National Reading Panel. Questioning
encourages readers to actively think and monitor as they read.
Taffy Raphael developed a classification system to help
teachers and students attend to the different levels of questions which can
be generated and answered before, during, and after reading. Raphael has categorized four types of question-answer relationships
into two categories:
Category #1-In the Text
reader can find the answer directly stated within the text.
reader will need to search in different places within the text and put the
pieces together to determine the answer.
Category #2-In My Head
reader relies on background knowledge without the aid of the text to
develop the answer.
Author and You
reader synthesizes his/her background knowledge and the information from
the author within the text to develop the answer.
The purpose of Question-Answer
Relationships is for teachers and students to be aware that different types
of questions have different purposes and require different levels of
responses. Questions which can be
answered at a literal level should be combined with those which require
higher-level thinking processes to respond.
Instruction on Question-Answer
Relationships should begin with short and simple texts and move to longer and
more complex texts. Teachers should
also focus first on simple questions and, as the students become more
involved in the process, move to more difficult questions.
Summary of Professional Literacy Text.
for Teaching Reading
in PreK-2: Comprehension,
Paula Moore and Anna Lyon have co-authored this new text
as part of the "Theory and Practice" series published by Scholastic, Inc. The authors devote the first part of this
book to sharing the latest research and theory on children's development of
comprehension, vocabulary, and fluency.
The second part translates this research into practical ideas for
comprehension, vocabulary, and fluency which can be integrated into classroom
instruction. The authors intentionally
weave the importance of oral language and classroom conversations in
fostering children's comprehension of written text throughout the book. The inherent relationship between
comprehension, vocabulary, and fluency is also emphasized throughout this
New Essentials for Teaching Reading in PreK-2:
Comprehension, Vocabulary, Fluency was published in 2005 by Scholastic, Inc.
and the ISBN is 0439623685.
Children's Literature Title.
A Story for Bear
written by Dennis Haseley and illustrated
by Jim LaMarche
This story about a bear's discovery of a new
friend who shares books and opens the world of reading to him will capture

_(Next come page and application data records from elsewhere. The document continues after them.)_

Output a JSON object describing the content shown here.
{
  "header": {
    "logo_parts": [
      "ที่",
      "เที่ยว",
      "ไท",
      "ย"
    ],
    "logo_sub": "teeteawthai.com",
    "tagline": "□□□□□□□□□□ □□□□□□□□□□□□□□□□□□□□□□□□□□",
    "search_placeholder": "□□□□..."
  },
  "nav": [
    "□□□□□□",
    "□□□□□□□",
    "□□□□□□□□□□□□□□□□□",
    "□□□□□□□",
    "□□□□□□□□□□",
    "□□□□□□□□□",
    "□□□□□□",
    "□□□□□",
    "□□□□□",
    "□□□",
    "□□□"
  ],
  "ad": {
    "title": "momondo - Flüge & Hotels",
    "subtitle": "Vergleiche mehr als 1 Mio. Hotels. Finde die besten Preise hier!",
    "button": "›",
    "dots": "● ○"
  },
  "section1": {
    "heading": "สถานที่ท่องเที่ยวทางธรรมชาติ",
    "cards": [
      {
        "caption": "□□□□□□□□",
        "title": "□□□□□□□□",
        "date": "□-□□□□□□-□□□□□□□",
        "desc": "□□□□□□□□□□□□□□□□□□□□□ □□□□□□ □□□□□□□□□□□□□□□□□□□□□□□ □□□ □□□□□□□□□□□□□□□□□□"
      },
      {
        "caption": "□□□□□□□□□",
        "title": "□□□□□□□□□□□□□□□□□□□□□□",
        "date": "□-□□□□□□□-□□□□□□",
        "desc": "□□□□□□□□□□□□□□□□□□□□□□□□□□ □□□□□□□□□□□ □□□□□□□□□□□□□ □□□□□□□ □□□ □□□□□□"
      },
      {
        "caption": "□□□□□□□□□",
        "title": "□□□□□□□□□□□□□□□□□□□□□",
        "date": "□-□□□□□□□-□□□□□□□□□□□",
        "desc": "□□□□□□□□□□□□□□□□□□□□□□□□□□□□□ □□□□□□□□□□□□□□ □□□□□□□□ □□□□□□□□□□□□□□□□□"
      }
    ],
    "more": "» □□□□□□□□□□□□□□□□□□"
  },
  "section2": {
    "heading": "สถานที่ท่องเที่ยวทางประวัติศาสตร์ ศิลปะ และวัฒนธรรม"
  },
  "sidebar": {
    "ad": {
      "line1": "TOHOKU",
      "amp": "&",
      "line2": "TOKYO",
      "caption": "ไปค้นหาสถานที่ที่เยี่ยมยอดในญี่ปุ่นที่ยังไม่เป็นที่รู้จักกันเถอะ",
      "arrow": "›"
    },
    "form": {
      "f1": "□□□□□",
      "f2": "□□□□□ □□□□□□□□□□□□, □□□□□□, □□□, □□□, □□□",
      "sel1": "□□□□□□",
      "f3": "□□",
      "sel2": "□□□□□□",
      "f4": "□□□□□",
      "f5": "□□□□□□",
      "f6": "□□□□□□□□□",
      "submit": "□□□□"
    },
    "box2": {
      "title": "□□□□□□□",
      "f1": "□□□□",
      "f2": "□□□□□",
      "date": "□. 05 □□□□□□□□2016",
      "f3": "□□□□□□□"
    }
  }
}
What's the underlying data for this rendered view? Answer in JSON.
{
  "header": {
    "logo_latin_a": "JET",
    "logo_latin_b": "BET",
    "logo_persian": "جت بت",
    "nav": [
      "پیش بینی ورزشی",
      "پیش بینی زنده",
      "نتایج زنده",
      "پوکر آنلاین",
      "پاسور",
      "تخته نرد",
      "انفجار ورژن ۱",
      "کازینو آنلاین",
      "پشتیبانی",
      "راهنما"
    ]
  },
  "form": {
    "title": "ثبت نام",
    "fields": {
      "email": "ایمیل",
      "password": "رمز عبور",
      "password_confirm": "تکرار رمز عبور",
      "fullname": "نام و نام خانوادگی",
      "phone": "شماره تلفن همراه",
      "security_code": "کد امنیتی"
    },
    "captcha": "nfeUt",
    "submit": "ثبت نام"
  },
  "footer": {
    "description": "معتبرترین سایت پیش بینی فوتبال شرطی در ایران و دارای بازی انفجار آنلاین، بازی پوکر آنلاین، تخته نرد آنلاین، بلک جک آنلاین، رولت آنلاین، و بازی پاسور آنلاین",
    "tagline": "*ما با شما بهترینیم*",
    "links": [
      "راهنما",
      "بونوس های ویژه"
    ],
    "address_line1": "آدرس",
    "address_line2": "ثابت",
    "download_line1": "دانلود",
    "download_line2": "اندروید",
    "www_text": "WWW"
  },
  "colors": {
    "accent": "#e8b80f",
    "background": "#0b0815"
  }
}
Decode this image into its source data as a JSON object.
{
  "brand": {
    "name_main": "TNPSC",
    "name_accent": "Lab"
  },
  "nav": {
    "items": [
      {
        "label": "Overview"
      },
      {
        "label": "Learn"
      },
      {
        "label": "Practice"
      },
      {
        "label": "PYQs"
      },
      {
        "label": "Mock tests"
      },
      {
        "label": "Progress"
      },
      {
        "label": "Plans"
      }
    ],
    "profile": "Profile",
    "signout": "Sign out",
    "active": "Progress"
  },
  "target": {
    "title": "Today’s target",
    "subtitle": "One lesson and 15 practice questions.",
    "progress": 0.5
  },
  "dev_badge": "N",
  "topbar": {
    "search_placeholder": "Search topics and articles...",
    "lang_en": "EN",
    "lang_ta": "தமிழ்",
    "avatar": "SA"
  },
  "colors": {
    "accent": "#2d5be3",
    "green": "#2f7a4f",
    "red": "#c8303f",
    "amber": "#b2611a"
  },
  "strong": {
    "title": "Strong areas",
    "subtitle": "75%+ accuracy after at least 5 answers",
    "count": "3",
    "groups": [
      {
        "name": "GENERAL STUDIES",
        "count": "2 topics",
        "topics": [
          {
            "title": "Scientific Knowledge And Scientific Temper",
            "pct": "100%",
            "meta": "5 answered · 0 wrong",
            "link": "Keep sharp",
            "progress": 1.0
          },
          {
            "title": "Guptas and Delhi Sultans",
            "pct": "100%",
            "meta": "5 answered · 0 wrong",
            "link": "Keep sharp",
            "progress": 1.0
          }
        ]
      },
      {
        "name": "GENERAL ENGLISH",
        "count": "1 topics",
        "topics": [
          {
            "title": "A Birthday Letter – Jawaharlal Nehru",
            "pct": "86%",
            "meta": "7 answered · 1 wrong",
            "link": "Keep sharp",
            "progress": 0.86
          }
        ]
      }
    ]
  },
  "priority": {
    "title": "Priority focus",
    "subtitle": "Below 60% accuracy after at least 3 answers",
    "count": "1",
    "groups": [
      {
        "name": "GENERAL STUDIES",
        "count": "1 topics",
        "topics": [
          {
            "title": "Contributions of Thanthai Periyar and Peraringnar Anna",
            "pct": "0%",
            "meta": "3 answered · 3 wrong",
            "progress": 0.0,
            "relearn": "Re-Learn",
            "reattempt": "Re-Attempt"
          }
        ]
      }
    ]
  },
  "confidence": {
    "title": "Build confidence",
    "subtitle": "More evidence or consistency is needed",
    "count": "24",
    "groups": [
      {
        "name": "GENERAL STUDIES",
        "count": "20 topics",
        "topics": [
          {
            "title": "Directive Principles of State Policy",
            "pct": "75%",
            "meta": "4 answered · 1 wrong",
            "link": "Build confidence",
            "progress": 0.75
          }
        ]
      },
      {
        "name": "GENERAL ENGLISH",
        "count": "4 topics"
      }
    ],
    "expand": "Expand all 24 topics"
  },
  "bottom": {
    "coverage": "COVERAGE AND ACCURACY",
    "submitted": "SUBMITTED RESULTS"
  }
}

your heart and imagination. The enchanting
illustrations of the bear nosing his way through the forest to get closer to
the woman with the books and then eventually curling up beside her to listen
to her read enhance the heartwarming mood of this book. "He couldn't understand any of what she was
saying. But as he listened to the
sound of her voice, happiness washed over him like waves." As the bear hibernates for the winter, he
cuddles on top of all of the books the woman left for him and imagines her
voice reading to him as he drifts off to sleep.
A Story for Bear was published in 2002 by Silver
Whistle, a division of Harcourt, Inc. and the ISBN is 0152002391.
News from Maine
Reading First will release the Request for Proposals (RFPs) for the third
round of competitive sub-grants for eligible LEAs on December 12, 2005 in Augusta. Eligible LEAs will receive written notification
prior to this date and the list of eligible LEAs will also be posted on the
Maine Reading First website athttp://www.maine.gove/education/rf/homepage.htm
. The informational grant writing
session for eligible and interested schools will be held on January 9, 2006
in Bangor and
the grant applications will be due on March 10, 2006.
Check it out.
Reading Rockets is a national
educational service funded by the United States Department of Education
dedicated to providing information about how children learn to read. The website for Reading Rockets includes a
wealth of resources for educators and parents which includes books, forums,
videos, and articles about teaching children to read and helping children who
struggle. Interested users can also
sign up to receive their free monthly electronic newsletter. The website address is http://www.readingrockets.org